**What is expected:**
The word "title" occurs in some lines of the data. Return each such line.

**Records provided:**
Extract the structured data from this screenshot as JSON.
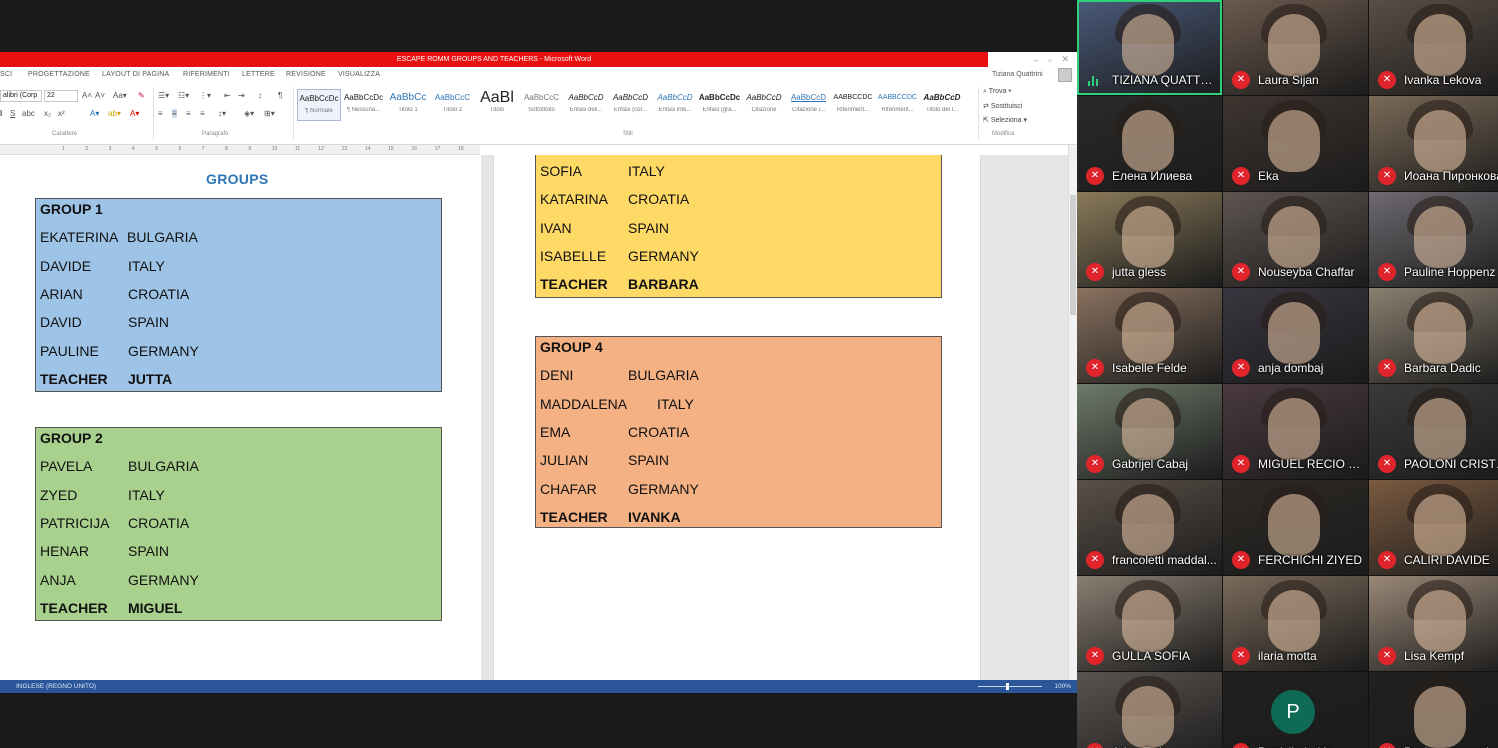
{
  "word": {
    "title": "ESCAPE ROMM GROUPS AND TEACHERS - Microsoft Word",
    "tabs": [
      "SCI",
      "PROGETTAZIONE",
      "LAYOUT DI PAGINA",
      "RIFERIMENTI",
      "LETTERE",
      "REVISIONE",
      "VISUALIZZA"
    ],
    "user": "Tiziana Quattrini",
    "font_name": "alibri (Corp",
    "font_size": "22",
    "styles": [
      {
        "preview": "AaBbCcDc",
        "name": "¶ Normale"
      },
      {
        "preview": "AaBbCcDc",
        "name": "¶ Nessuna..."
      },
      {
        "preview": "AaBbCc",
        "name": "Titolo 1"
      },
      {
        "preview": "AaBbCcC",
        "name": "Titolo 2"
      },
      {
        "preview": "AaBl",
        "name": "Titolo"
      },
      {
        "preview": "AaBbCcC",
        "name": "Sottotitolo"
      },
      {
        "preview": "AaBbCcD",
        "name": "Enfasi deli..."
      },
      {
        "preview": "AaBbCcD",
        "name": "Enfasi (cor..."
      },
      {
        "preview": "AaBbCcD",
        "name": "Enfasi inte..."
      },
      {
        "preview": "AaBbCcDc",
        "name": "Enfasi (gra..."
      },
      {
        "preview": "AaBbCcD",
        "name": "Citazione"
      },
      {
        "preview": "AaBbCcD",
        "name": "Citazione i..."
      },
      {
        "preview": "AABBCCDC",
        "name": "Riferiment..."
      },
      {
        "preview": "AABBCCDC",
        "name": "Riferiment..."
      },
      {
        "preview": "AaBbCcD",
        "name": "Titolo del l..."
      }
    ],
    "group_labels": {
      "font": "Carattere",
      "paragraph": "Paragrafo",
      "styles": "Stili",
      "edit": "Modifica"
    },
    "edit_items": [
      "Trova ▾",
      "Sostituisci",
      "Seleziona ▾"
    ],
    "ruler_numbers": [
      "1",
      "2",
      "3",
      "4",
      "5",
      "6",
      "7",
      "8",
      "9",
      "10",
      "11",
      "12",
      "13",
      "14",
      "15",
      "16",
      "17",
      "18"
    ],
    "status_language": "INGLESE (REGNO UNITO)",
    "zoom": "100%"
  },
  "document": {
    "heading": "GROUPS",
    "groups": [
      {
        "title": "GROUP 1",
        "color": "#9dc3e6",
        "rows": [
          {
            "name": "EKATERINA",
            "country": "BULGARIA"
          },
          {
            "name": "DAVIDE",
            "country": "ITALY"
          },
          {
            "name": "ARIAN",
            "country": "CROATIA"
          },
          {
            "name": "DAVID",
            "country": "SPAIN"
          },
          {
            "name": "PAULINE",
            "country": "GERMANY"
          },
          {
            "name": "TEACHER",
            "country": "JUTTA",
            "bold": true
          }
        ]
      },
      {
        "title": "GROUP 2",
        "color": "#a9d18e",
        "rows": [
          {
            "name": "PAVELA",
            "country": "BULGARIA"
          },
          {
            "name": "ZYED",
            "country": "ITALY"
          },
          {
            "name": "PATRICIJA",
            "country": "CROATIA"
          },
          {
            "name": "HENAR",
            "country": "SPAIN"
          },
          {
            "name": "ANJA",
            "country": "GERMANY"
          },
          {
            "name": "TEACHER",
            "country": "MIGUEL",
            "bold": true
          }
        ]
      },
      {
        "title": "",
        "color": "#ffd966",
        "rows": [
          {
            "name": "SOFIA",
            "country": "ITALY"
          },
          {
            "name": "KATARINA",
            "country": "CROATIA"
          },
          {
            "name": "IVAN",
            "country": "SPAIN"
          },
          {
            "name": "ISABELLE",
            "country": "GERMANY"
          },
          {
            "name": "TEACHER",
            "country": "BARBARA",
            "bold": true
          }
        ]
      },
      {
        "title": "GROUP 4",
        "color": "#f4b183",
        "rows": [
          {
            "name": "DENI",
            "country": "BULGARIA"
          },
          {
            "name": "MADDALENA",
            "country": "ITALY"
          },
          {
            "name": "EMA",
            "country": "CROATIA"
          },
          {
            "name": "JULIAN",
            "country": "SPAIN"
          },
          {
            "name": "CHAFAR",
            "country": "GERMANY"
          },
          {
            "name": "TEACHER",
            "country": "IVANKA",
            "bold": true
          }
        ]
      }
    ]
  },
  "participants": [
    {
      "name": "TIZIANA QUATTRI...",
      "muted": false,
      "active": true,
      "bg": "#4a5a7a"
    },
    {
      "name": "Laura Sijan",
      "muted": true,
      "bg": "#6b5a4e"
    },
    {
      "name": "Ivanka Lekova",
      "muted": true,
      "bg": "#5a4e45"
    },
    {
      "name": "Елена Илиева",
      "muted": true,
      "bg": "#2a2a2a"
    },
    {
      "name": "Eka",
      "muted": true,
      "bg": "#3e3530"
    },
    {
      "name": "Иоана Пиронкова",
      "muted": true,
      "bg": "#7a6a58"
    },
    {
      "name": "jutta gless",
      "muted": true,
      "bg": "#8a7a5a"
    },
    {
      "name": "Nouseyba Chaffar",
      "muted": true,
      "bg": "#5e5550"
    },
    {
      "name": "Pauline Hoppenz",
      "muted": true,
      "bg": "#6e6a70"
    },
    {
      "name": "Isabelle Felde",
      "muted": true,
      "bg": "#8a7260"
    },
    {
      "name": "anja dombaj",
      "muted": true,
      "bg": "#3a3640"
    },
    {
      "name": "Barbara Dadic",
      "muted": true,
      "bg": "#8a8070"
    },
    {
      "name": "Gabrijel Cabaj",
      "muted": true,
      "bg": "#6e7a6a"
    },
    {
      "name": "MIGUEL RECIO SE...",
      "muted": true,
      "bg": "#4a3a40"
    },
    {
      "name": "PAOLONI CRISTIA...",
      "muted": true,
      "bg": "#3a3a3a"
    },
    {
      "name": "francoletti maddal...",
      "muted": true,
      "bg": "#5a5048"
    },
    {
      "name": "FERCHICHI ZIYED",
      "muted": true,
      "bg": "#2e2a26"
    },
    {
      "name": "CALIRI DAVIDE",
      "muted": true,
      "bg": "#7a5a40"
    },
    {
      "name": "GULLA SOFIA",
      "muted": true,
      "bg": "#8a7e72"
    },
    {
      "name": "ilaria motta",
      "muted": true,
      "bg": "#7a6a5a"
    },
    {
      "name": "Lisa Kempf",
      "muted": true,
      "bg": "#9a8878"
    },
    {
      "name": "Arian Toth",
      "muted": true,
      "bg": "#5a5450"
    },
    {
      "name": "Patricija Lukic",
      "muted": true,
      "bg": "#202020",
      "initial": "P",
      "initial_color": "#0f6b55"
    },
    {
      "name": "Pavi parvanovska",
      "muted": true,
      "bg": "#202020"
    }
  ]
}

**Written reply:**
    "title": "ESCAPE ROMM GROUPS AND TEACHERS - Microsoft Word",
        "title": "GROUP 1",
        "title": "GROUP 2",
        "title": "",
        "title": "GROUP 4",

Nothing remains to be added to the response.